Wood Duck
Riverdave's Journal
This essay appeared in the Durham Herald-Sun on 5/3/96

Each morning that I paddle upstream from West Point on the Eno, I approach with anticipation the first bend in the river that swings ninety degrees to the right. If I am the first one to disturb the morning's serenity, with no hikers or paddlers having proceeded me, I will often find a small flock of wood ducks resting on the water just as I turn the bend. They are there every season of the year.

I usually have only two or three seconds to get a quick glance at these beautiful birds before they explode out of the water with thrashing wings and accompanying squeaky cries. I then watch a group of two to eight individuals wing off, over water and trees, to find a more secluded and yet undisturbed cove further upstream.
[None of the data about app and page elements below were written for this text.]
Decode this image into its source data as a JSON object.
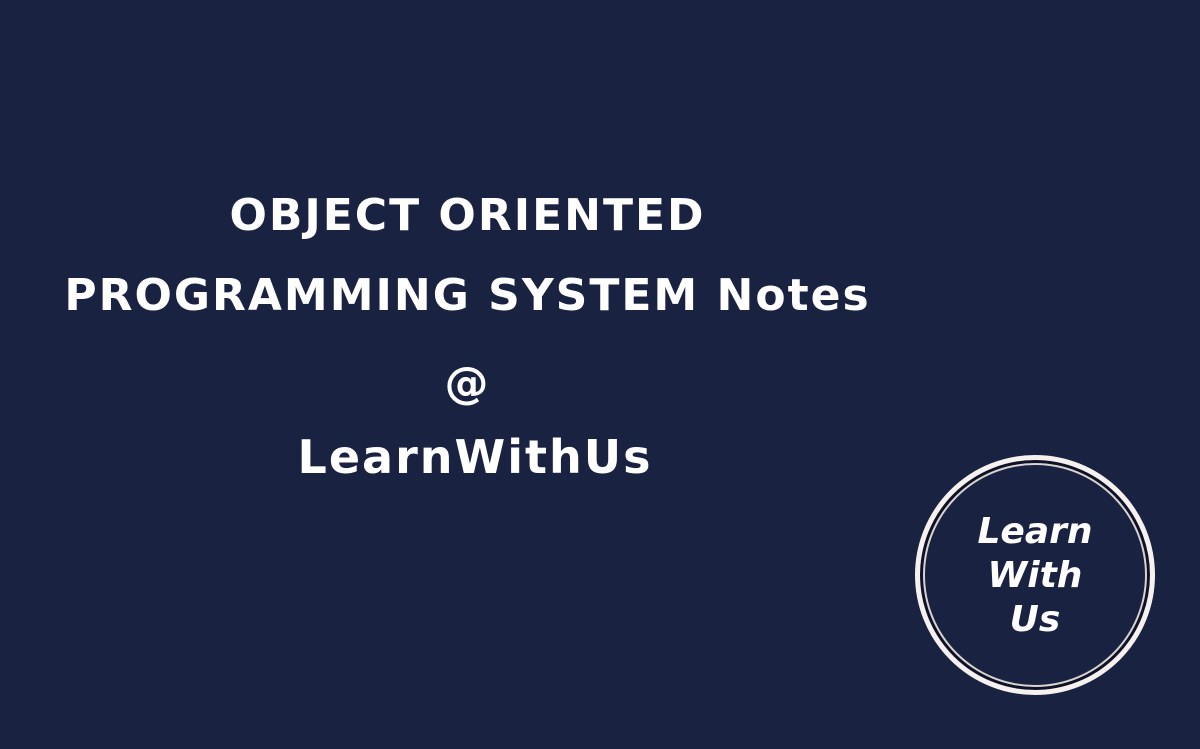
{
  "title": {
    "line1": "OBJECT ORIENTED",
    "line2": "PROGRAMMING SYSTEM Notes",
    "line3": "@",
    "line4": "LearnWithUs"
  },
  "logo": {
    "lines": [
      "Learn",
      "With",
      "Us"
    ]
  },
  "colors": {
    "background": "#192240",
    "text": "#ffffff"
  }
}
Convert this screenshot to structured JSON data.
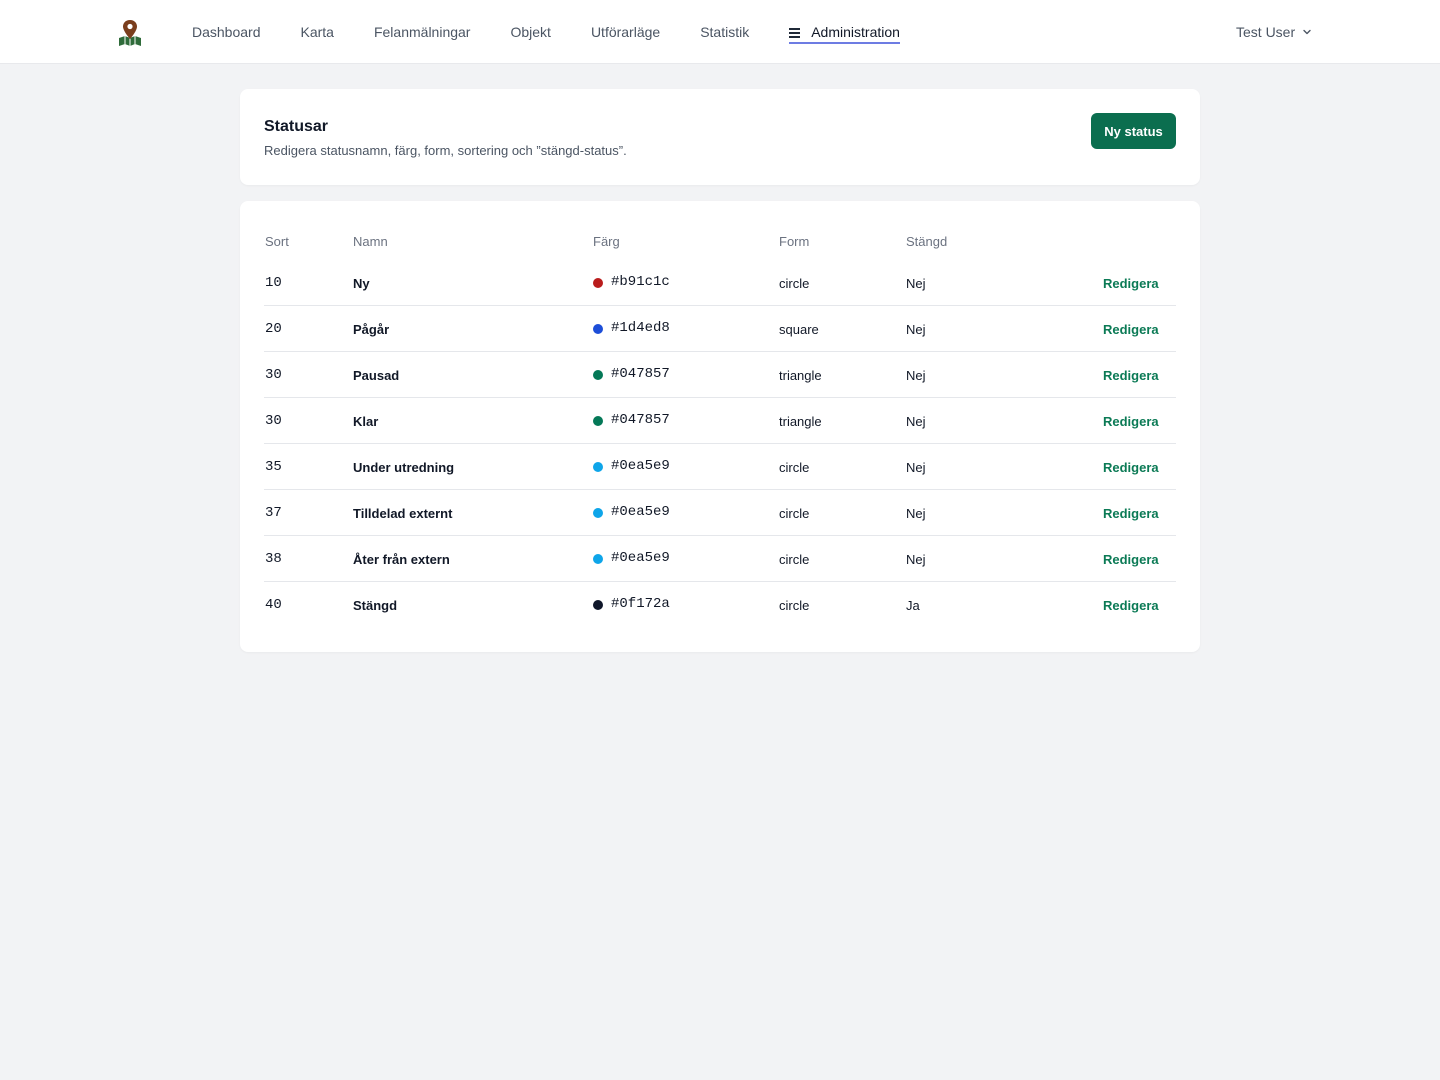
{
  "app": {
    "logo_icon": "map-pin-logo-icon",
    "nav": [
      {
        "label": "Dashboard"
      },
      {
        "label": "Karta"
      },
      {
        "label": "Felanmälningar"
      },
      {
        "label": "Objekt"
      },
      {
        "label": "Utförarläge"
      },
      {
        "label": "Statistik"
      }
    ],
    "nav_active": {
      "label": "Administration",
      "icon": "hamburger-menu-icon"
    },
    "user": {
      "name": "Test User",
      "icon": "chevron-down-icon"
    }
  },
  "page": {
    "title": "Statusar",
    "subtitle": "Redigera statusnamn, färg, form, sortering och ”stängd-status”.",
    "new_button": "Ny status"
  },
  "table": {
    "columns": {
      "sort": "Sort",
      "name": "Namn",
      "color": "Färg",
      "form": "Form",
      "closed": "Stängd"
    },
    "edit_label": "Redigera",
    "rows": [
      {
        "sort": "10",
        "name": "Ny",
        "color": "#b91c1c",
        "form": "circle",
        "closed": "Nej"
      },
      {
        "sort": "20",
        "name": "Pågår",
        "color": "#1d4ed8",
        "form": "square",
        "closed": "Nej"
      },
      {
        "sort": "30",
        "name": "Pausad",
        "color": "#047857",
        "form": "triangle",
        "closed": "Nej"
      },
      {
        "sort": "30",
        "name": "Klar",
        "color": "#047857",
        "form": "triangle",
        "closed": "Nej"
      },
      {
        "sort": "35",
        "name": "Under utredning",
        "color": "#0ea5e9",
        "form": "circle",
        "closed": "Nej"
      },
      {
        "sort": "37",
        "name": "Tilldelad externt",
        "color": "#0ea5e9",
        "form": "circle",
        "closed": "Nej"
      },
      {
        "sort": "38",
        "name": "Åter från extern",
        "color": "#0ea5e9",
        "form": "circle",
        "closed": "Nej"
      },
      {
        "sort": "40",
        "name": "Stängd",
        "color": "#0f172a",
        "form": "circle",
        "closed": "Ja"
      }
    ]
  },
  "colors": {
    "accent": "#0b6e4f",
    "link": "#0b7a55",
    "active_underline": "#6d7ce3"
  }
}
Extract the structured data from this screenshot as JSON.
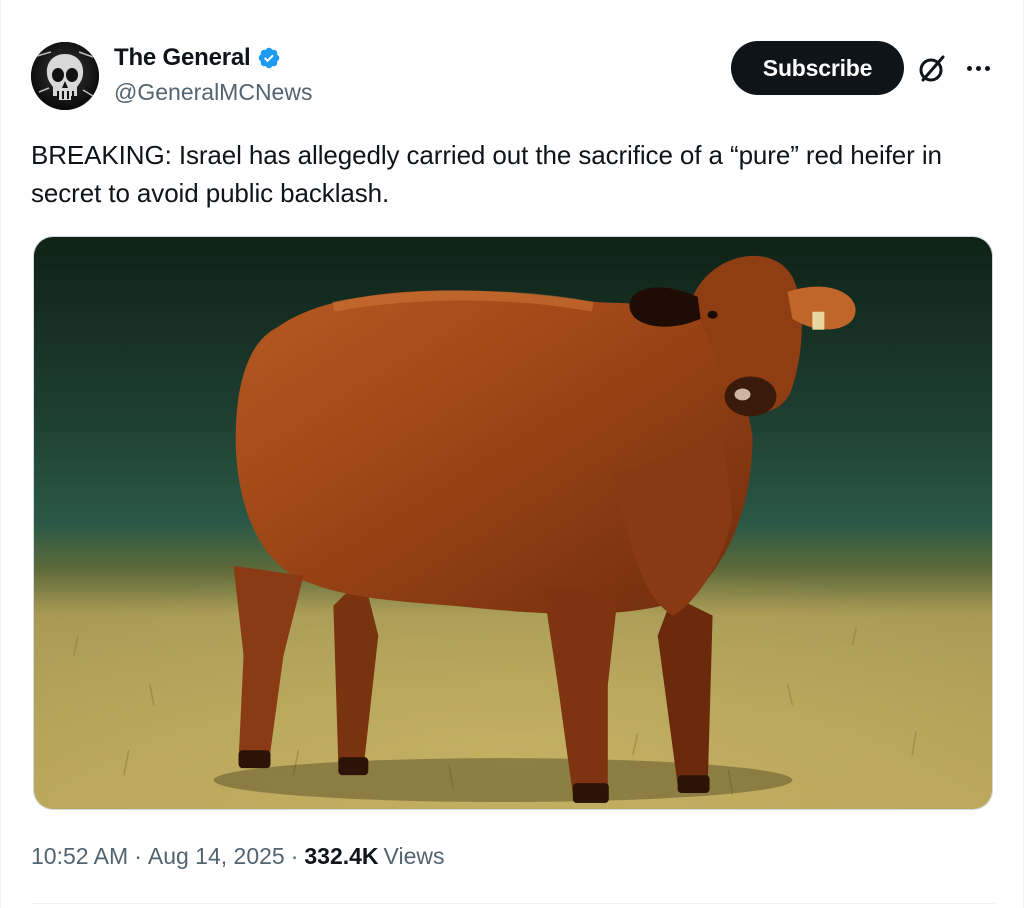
{
  "author": {
    "display_name": "The General",
    "handle": "@GeneralMCNews"
  },
  "header": {
    "subscribe_label": "Subscribe"
  },
  "tweet": {
    "text": "BREAKING: Israel has allegedly carried out the sacrifice of a “pure” red heifer in secret to avoid public backlash."
  },
  "meta": {
    "time": "10:52 AM",
    "separator": "·",
    "date": "Aug 14, 2025",
    "views_count": "332.4K",
    "views_label": "Views"
  },
  "icons": {
    "verified": "verified-badge-icon",
    "grok": "grok-icon",
    "more": "more-icon"
  },
  "colors": {
    "verified": "#1d9bf0",
    "text_primary": "#0f1419",
    "text_secondary": "#536471",
    "subscribe_bg": "#0f1419"
  }
}
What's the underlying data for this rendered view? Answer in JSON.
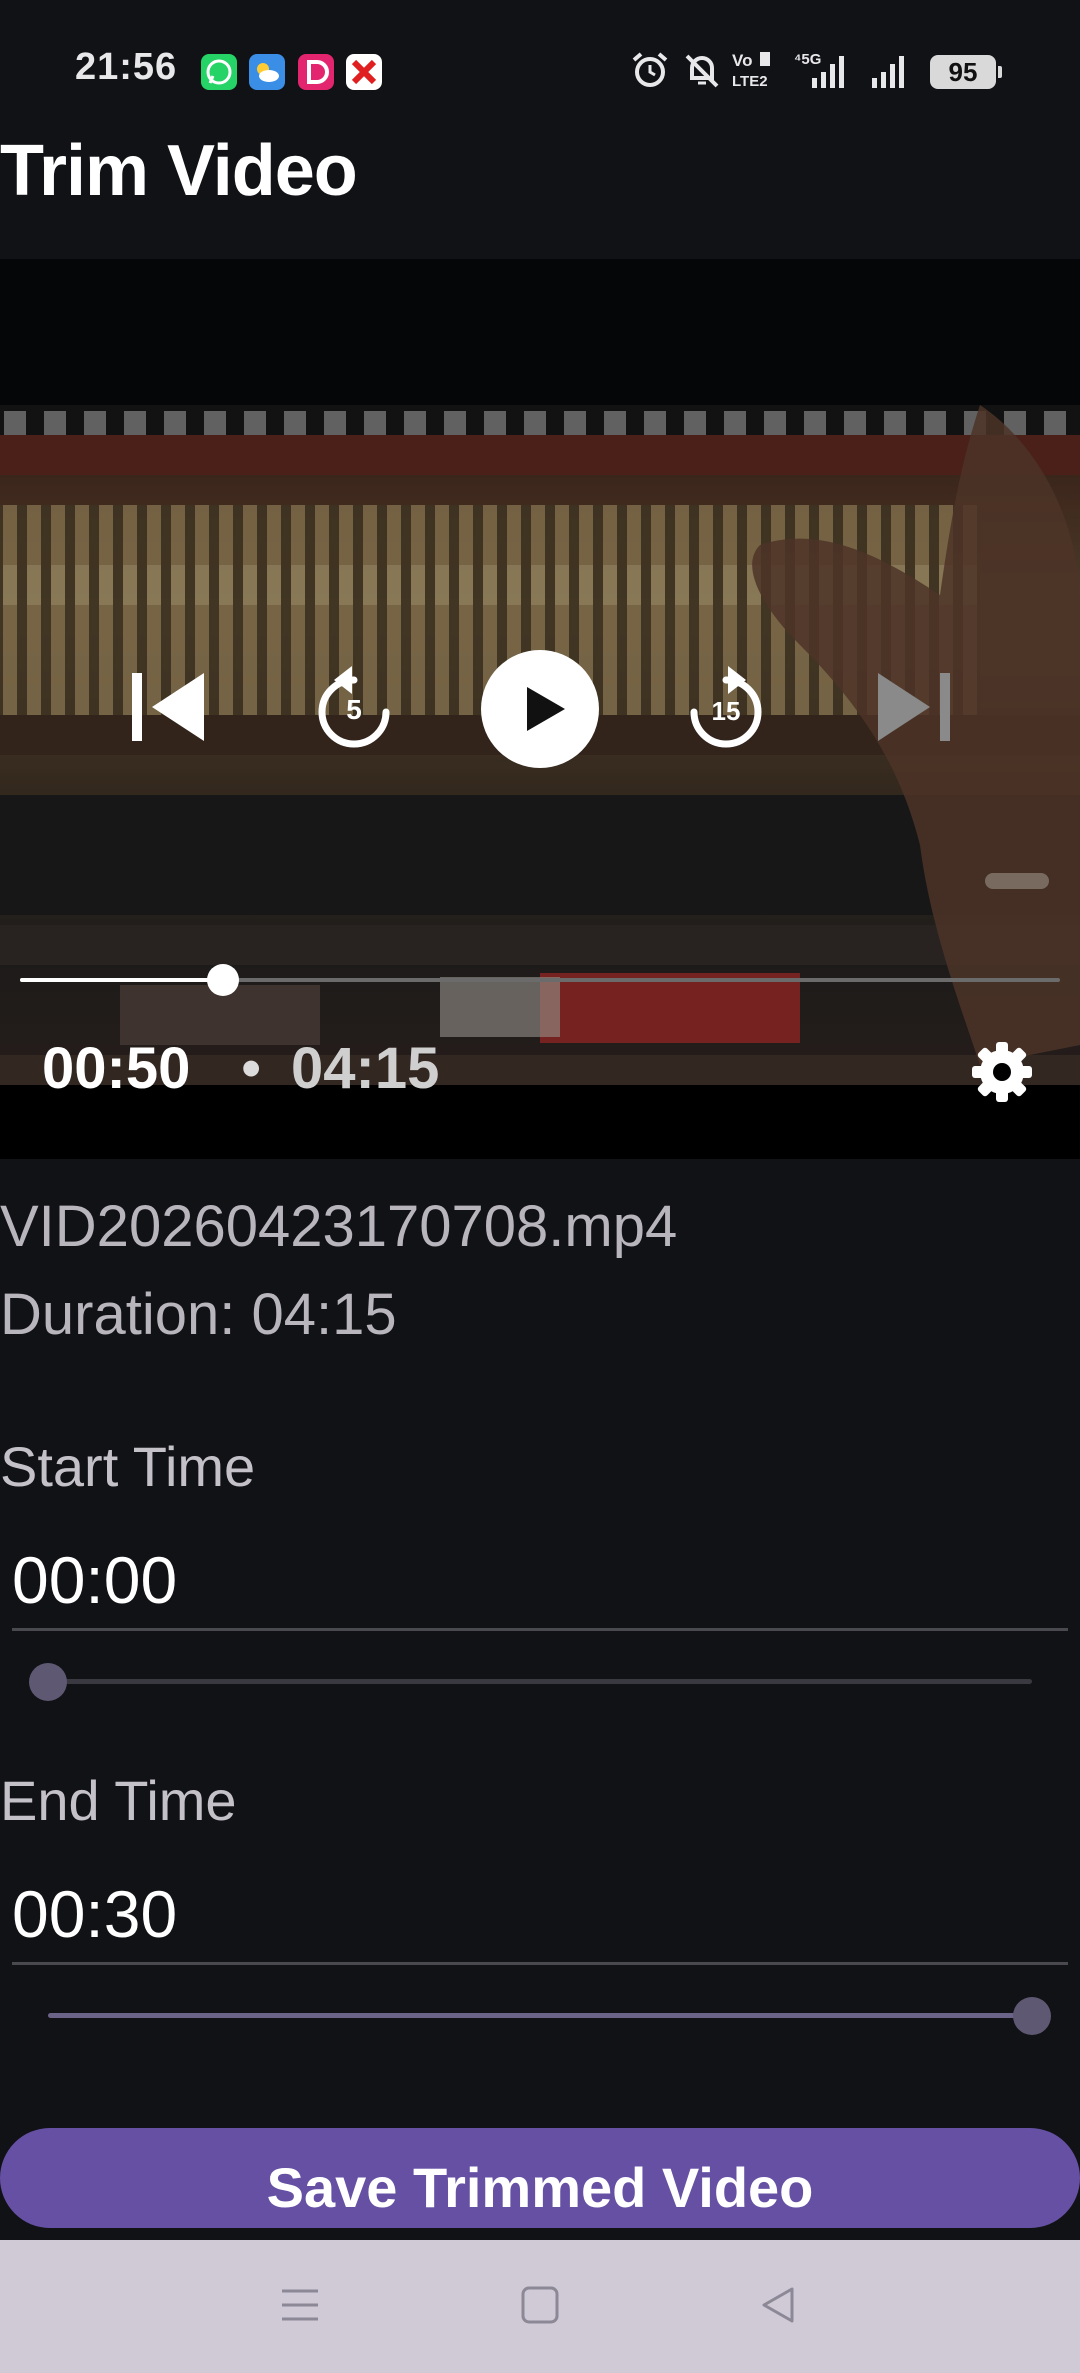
{
  "status_bar": {
    "time": "21:56",
    "battery": "95",
    "notification_icons": [
      "whatsapp-icon",
      "weather-icon",
      "dailyhunt-icon",
      "news-icon"
    ],
    "system_icons": [
      "alarm-icon",
      "mute-bell-icon",
      "volte-icon",
      "signal-5g-icon",
      "signal-icon",
      "battery-icon"
    ]
  },
  "app_bar": {
    "title": "Trim Video"
  },
  "player": {
    "current_time": "00:50",
    "separator": "•",
    "total_time": "04:15",
    "progress": 0.196,
    "rewind_seconds": "5",
    "forward_seconds": "15",
    "controls": [
      "skip-previous-icon",
      "rewind-5-icon",
      "play-icon",
      "forward-15-icon",
      "skip-next-icon",
      "settings-gear-icon"
    ]
  },
  "file": {
    "name": "VID20260423170708.mp4",
    "duration_label": "Duration: 04:15"
  },
  "start": {
    "label": "Start Time",
    "value": "00:00",
    "slider_fraction": 0.0
  },
  "end": {
    "label": "End Time",
    "value": "00:30",
    "slider_fraction": 1.0
  },
  "save_button": {
    "label": "Save Trimmed Video"
  },
  "nav_bar": {
    "buttons": [
      "menu-icon",
      "home-icon",
      "back-icon"
    ]
  },
  "colors": {
    "background": "#111216",
    "accent": "#6650a4",
    "nav_bar": "#cfcad6"
  }
}
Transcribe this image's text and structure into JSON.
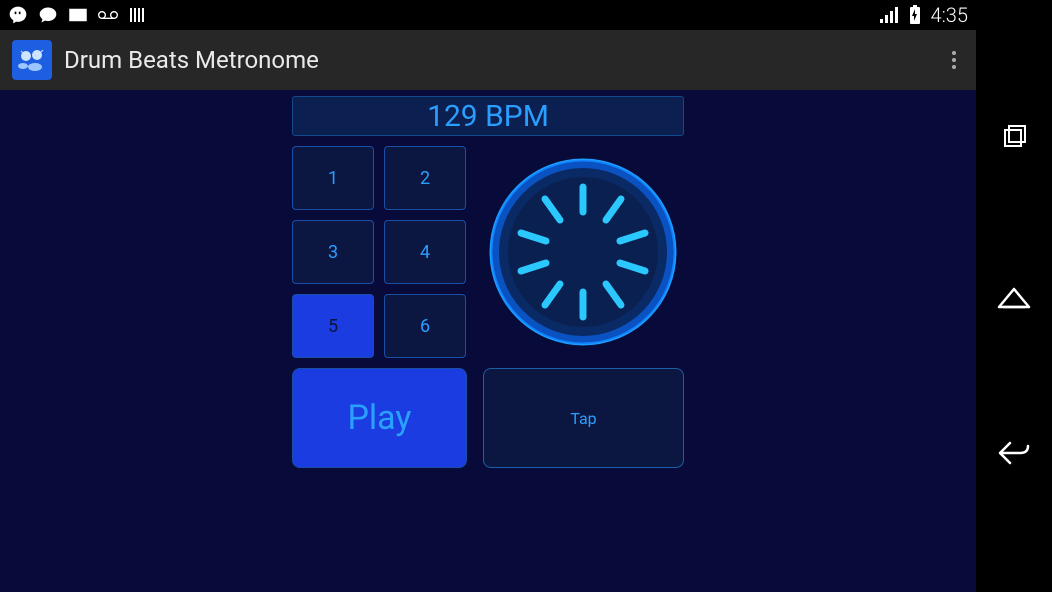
{
  "status": {
    "time": "4:35"
  },
  "app": {
    "title": "Drum Beats Metronome"
  },
  "bpm": {
    "value": 129,
    "display": "129 BPM"
  },
  "beats": {
    "items": [
      {
        "label": "1",
        "active": false
      },
      {
        "label": "2",
        "active": false
      },
      {
        "label": "3",
        "active": false
      },
      {
        "label": "4",
        "active": false
      },
      {
        "label": "5",
        "active": true
      },
      {
        "label": "6",
        "active": false
      }
    ]
  },
  "controls": {
    "play_label": "Play",
    "tap_label": "Tap"
  },
  "colors": {
    "bg": "#080a3a",
    "accent": "#2a9dff",
    "active": "#1b3ce0",
    "dial_glow": "#0a6eff"
  }
}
As they fly, the outstretched necks of the wood ducks remind me of the projecting bills of toucans flying over the Amazon. A wild pulse races through my body ...
This bird is the Triangle area's only breeding duck. This means, unlike the other twenty species of ducks that only spend winter on our local waterways, the wood duck is with us year-round. The other ducks - the teals, shovelers, wigeons, canvasbacks and their like - disappear from Durham in early spring for their migration to the prairie pothole habitats of the upper Midwest of the United States, Canada and other points north.

I find the wood duck to be the most beautiful of all the ducks in eastern America. The drake's showy colors and bizarre designs have, unquestionably, no match. The wood duck hen, not possessing the characteristic washed out and protective attire of other female species, wears an exquisite white mask with spotted breast and flanks. Both sexes together make a very stunning and showy couple.

The wood duck prefers a tree cavity for a nesting site. In our area this often begins as the result of a beaver girdling the trunk of a tree. When the outer bark is stripped off from the ground to about three feet, the tree will eventually die, rot out and leave a hollow standing structure leaning over a river. A forest flooded by a beaver pond will leave countless dying trees for potential wood duck homes.

In most cases nest boxes are also readily accepted by wood ducks. If protected properly with encircling guards around the base, the box can be safer than a hollow tree. At West Point on the Eno Park a number of boxes were erected along the edge of the river for an Eagle Scout project two years ago. One of the boxes has finally been occupied this March. We are hoping that the abundance of spring wafters with their boats and hikers with their dogs, will not deter the important mission of our wood duck couples.

Upon hatching, young wood ducks are very precocious. They remain in the nest only about twenty-four hours before they are ready to venture out. They possess sharp claws that enable them to climb out of a cavity up to eight feet deep. From there they follow their parents, dropping onto the river and are able to find their own food while following in their parent's shadow. It takes the young wood duck about two months to be able to fully master its own flight.

Ducks are generally divided into two groups for the casual observer - the divers and the dabblers. The divers actually swim under water in search of food while the dabblers are surface feeders, the wood duck being one of the latter. The wood duck's diet includes acorns, seeds, berries, grain, aquatic and terrestrial insects and other invertebrates. Tilting its body  headfirst into the water to feed, it is not uncommon to see the tail of the wood duck pointing straight up in the air.

Wood ducks were hunted for their plumage and for food almost to the point of extinction at the beginning of this century. Careful wildlife management practices have brought about a reversal in the duck's fortunes since that time. In southern Durham County along New Hope Creek and other streams flowing into Jordan Lake, recently created levees and dams have produced subimpoundments for the purpose of expanding the habitat available for wood ducks and for those who enjoy hunting them.

But the flooding of our bottomland forests and the resulting drastic alteration of river habitat is a questionable policy. Is it right to impede the natural flow of our creeks and the movement of its many other aquatic species so that the wood duck can be hunted with more ease? This is a question we must ask ourselves as we come to better appreciate Durham's bottomland forests. The situation reminds us of how we have impounded our larger rivers and then bragged about the bald eagles that have subsequently shown up to nest.

When we think of a homely local duck, the majority of us may have the image of the mallard duck and its famous "quack'' in our minds . The fact is the truly wild mallards can be seen in Durham only in the winter as migrants from the Midwest. There are some domesticated and semi wild individual mallards that remain here year-round. But it is the wood duck that holds the claim to be our only native wild breeder. It may take a little more careful observation to find that isolated cove on a river or lake where the shy wood duck retreats. But to become familiar with this beautiful neighbor of ours is well worth the effort.

Photo by male and female wood ducks